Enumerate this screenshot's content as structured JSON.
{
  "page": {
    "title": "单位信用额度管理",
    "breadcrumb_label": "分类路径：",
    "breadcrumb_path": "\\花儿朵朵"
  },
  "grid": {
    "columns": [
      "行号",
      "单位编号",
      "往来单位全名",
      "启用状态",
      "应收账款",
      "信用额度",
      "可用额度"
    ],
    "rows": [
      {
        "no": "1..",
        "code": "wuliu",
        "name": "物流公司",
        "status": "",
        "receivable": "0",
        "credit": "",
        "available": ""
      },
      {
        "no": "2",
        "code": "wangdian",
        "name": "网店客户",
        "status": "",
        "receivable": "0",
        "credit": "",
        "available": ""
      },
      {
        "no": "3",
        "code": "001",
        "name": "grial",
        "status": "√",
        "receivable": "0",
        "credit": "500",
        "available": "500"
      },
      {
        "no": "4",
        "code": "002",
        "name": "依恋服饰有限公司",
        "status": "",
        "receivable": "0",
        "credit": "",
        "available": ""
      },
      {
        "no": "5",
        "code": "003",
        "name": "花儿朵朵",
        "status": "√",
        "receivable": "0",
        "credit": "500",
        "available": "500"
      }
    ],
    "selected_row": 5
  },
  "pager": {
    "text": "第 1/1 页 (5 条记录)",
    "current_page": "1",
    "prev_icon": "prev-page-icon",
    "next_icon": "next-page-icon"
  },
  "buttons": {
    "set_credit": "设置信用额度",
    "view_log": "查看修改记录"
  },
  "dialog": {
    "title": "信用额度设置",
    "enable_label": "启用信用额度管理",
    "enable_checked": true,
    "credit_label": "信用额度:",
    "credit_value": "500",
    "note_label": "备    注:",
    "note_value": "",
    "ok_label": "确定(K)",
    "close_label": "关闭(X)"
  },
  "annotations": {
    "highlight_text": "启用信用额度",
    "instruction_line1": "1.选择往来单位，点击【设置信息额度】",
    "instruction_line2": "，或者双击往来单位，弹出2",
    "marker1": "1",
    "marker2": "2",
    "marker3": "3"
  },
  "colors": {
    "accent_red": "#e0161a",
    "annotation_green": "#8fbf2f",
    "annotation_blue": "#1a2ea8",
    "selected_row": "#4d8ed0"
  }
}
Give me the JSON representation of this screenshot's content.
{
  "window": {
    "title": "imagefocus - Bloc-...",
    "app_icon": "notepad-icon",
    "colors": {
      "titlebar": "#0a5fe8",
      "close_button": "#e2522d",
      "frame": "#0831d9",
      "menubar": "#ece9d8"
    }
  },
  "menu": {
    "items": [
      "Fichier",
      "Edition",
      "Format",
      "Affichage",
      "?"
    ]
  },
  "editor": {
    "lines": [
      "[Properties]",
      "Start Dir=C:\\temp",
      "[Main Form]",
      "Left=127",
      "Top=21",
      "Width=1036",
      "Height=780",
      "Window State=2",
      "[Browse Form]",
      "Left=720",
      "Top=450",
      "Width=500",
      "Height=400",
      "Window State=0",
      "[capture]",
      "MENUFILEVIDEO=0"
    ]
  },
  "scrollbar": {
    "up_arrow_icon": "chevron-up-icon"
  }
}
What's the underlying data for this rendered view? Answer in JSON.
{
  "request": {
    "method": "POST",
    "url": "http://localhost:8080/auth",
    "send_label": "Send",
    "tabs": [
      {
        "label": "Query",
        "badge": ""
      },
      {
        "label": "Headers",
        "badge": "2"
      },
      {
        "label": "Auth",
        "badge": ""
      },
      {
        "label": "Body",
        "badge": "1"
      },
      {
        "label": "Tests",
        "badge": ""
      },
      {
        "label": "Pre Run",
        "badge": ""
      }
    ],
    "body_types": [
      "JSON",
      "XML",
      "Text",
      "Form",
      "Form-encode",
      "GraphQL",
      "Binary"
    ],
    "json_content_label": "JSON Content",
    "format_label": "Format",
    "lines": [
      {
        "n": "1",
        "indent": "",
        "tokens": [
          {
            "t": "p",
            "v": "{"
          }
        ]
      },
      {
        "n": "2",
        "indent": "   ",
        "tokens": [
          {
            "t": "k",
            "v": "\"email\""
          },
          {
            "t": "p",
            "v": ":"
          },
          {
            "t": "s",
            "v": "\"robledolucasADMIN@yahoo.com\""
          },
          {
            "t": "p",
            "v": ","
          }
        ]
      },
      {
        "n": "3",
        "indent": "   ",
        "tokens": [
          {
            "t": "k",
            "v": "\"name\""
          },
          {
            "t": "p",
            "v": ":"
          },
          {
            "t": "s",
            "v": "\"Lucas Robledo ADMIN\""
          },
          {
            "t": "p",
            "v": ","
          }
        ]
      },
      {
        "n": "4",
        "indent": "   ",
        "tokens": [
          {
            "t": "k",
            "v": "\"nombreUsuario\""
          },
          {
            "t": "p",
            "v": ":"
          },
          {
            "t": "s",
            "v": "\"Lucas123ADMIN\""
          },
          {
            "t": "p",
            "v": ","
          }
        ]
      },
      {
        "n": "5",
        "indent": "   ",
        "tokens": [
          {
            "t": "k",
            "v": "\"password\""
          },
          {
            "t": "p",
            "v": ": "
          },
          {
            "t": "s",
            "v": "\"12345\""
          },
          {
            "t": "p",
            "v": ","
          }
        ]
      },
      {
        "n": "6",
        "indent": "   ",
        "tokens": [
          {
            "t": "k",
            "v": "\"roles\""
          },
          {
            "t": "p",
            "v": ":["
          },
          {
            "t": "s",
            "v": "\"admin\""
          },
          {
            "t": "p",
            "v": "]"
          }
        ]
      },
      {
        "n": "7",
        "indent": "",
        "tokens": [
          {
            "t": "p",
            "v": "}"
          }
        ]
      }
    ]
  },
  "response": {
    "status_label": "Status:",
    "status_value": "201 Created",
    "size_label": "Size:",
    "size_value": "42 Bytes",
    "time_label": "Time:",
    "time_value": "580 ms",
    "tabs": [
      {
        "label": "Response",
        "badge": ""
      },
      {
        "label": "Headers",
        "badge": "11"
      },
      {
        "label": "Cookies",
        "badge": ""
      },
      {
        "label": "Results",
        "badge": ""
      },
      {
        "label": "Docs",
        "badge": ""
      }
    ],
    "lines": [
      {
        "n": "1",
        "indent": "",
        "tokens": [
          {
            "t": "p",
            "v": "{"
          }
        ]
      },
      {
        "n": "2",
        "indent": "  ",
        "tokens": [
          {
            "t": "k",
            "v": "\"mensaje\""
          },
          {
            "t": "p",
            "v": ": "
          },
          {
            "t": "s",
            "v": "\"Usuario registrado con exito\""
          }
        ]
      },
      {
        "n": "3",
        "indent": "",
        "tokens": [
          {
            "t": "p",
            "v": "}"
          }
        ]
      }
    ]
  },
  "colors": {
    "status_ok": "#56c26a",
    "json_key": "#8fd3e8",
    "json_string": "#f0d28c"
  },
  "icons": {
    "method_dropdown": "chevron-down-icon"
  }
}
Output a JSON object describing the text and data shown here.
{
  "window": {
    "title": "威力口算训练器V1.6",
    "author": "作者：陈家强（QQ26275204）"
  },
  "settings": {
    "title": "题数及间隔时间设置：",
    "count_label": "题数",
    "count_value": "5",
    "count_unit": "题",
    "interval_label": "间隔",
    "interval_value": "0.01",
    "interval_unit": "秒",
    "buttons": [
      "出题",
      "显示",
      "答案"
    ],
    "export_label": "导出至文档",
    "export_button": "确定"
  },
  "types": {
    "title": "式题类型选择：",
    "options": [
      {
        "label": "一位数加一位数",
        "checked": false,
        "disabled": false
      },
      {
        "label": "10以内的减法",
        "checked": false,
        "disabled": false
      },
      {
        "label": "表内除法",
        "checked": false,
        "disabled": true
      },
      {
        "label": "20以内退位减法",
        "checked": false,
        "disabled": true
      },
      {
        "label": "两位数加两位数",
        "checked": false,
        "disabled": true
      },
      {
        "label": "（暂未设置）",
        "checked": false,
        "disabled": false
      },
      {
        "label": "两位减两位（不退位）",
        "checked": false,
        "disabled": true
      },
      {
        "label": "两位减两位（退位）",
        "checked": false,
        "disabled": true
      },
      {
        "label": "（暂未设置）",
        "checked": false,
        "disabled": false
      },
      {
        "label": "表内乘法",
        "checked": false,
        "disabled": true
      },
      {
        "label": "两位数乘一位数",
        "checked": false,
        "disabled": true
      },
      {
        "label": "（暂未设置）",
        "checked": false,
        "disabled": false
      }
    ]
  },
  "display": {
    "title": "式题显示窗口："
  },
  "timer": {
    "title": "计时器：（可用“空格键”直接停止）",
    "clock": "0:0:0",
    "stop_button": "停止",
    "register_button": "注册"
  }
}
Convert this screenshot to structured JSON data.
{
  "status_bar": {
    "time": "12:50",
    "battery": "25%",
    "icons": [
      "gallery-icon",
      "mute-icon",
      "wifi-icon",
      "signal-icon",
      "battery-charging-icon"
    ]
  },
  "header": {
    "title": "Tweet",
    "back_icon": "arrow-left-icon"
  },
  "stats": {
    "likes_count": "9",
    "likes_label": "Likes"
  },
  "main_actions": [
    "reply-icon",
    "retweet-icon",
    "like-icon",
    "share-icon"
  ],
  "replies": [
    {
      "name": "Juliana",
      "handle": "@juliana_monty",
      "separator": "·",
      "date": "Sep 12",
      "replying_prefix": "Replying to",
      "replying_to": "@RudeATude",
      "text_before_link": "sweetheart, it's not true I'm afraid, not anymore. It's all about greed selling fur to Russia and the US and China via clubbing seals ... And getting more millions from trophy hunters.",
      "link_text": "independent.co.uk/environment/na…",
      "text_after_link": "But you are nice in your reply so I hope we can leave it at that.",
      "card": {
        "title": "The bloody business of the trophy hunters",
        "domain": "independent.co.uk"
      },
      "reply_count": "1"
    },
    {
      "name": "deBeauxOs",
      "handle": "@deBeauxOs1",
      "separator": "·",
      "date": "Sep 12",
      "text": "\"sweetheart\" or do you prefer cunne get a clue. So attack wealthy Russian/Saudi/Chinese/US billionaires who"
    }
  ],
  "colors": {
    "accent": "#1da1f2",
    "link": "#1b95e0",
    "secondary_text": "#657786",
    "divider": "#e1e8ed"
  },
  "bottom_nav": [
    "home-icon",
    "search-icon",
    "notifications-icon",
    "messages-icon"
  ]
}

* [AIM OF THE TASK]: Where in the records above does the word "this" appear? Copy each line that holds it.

* [TASK OUTPUT]:
Enumerate this screenshot's content as structured JSON.
Give me the JSON representation of this screenshot's content.
What's the underlying data for this rendered view? Answer in JSON.
Convert this screenshot to structured JSON data.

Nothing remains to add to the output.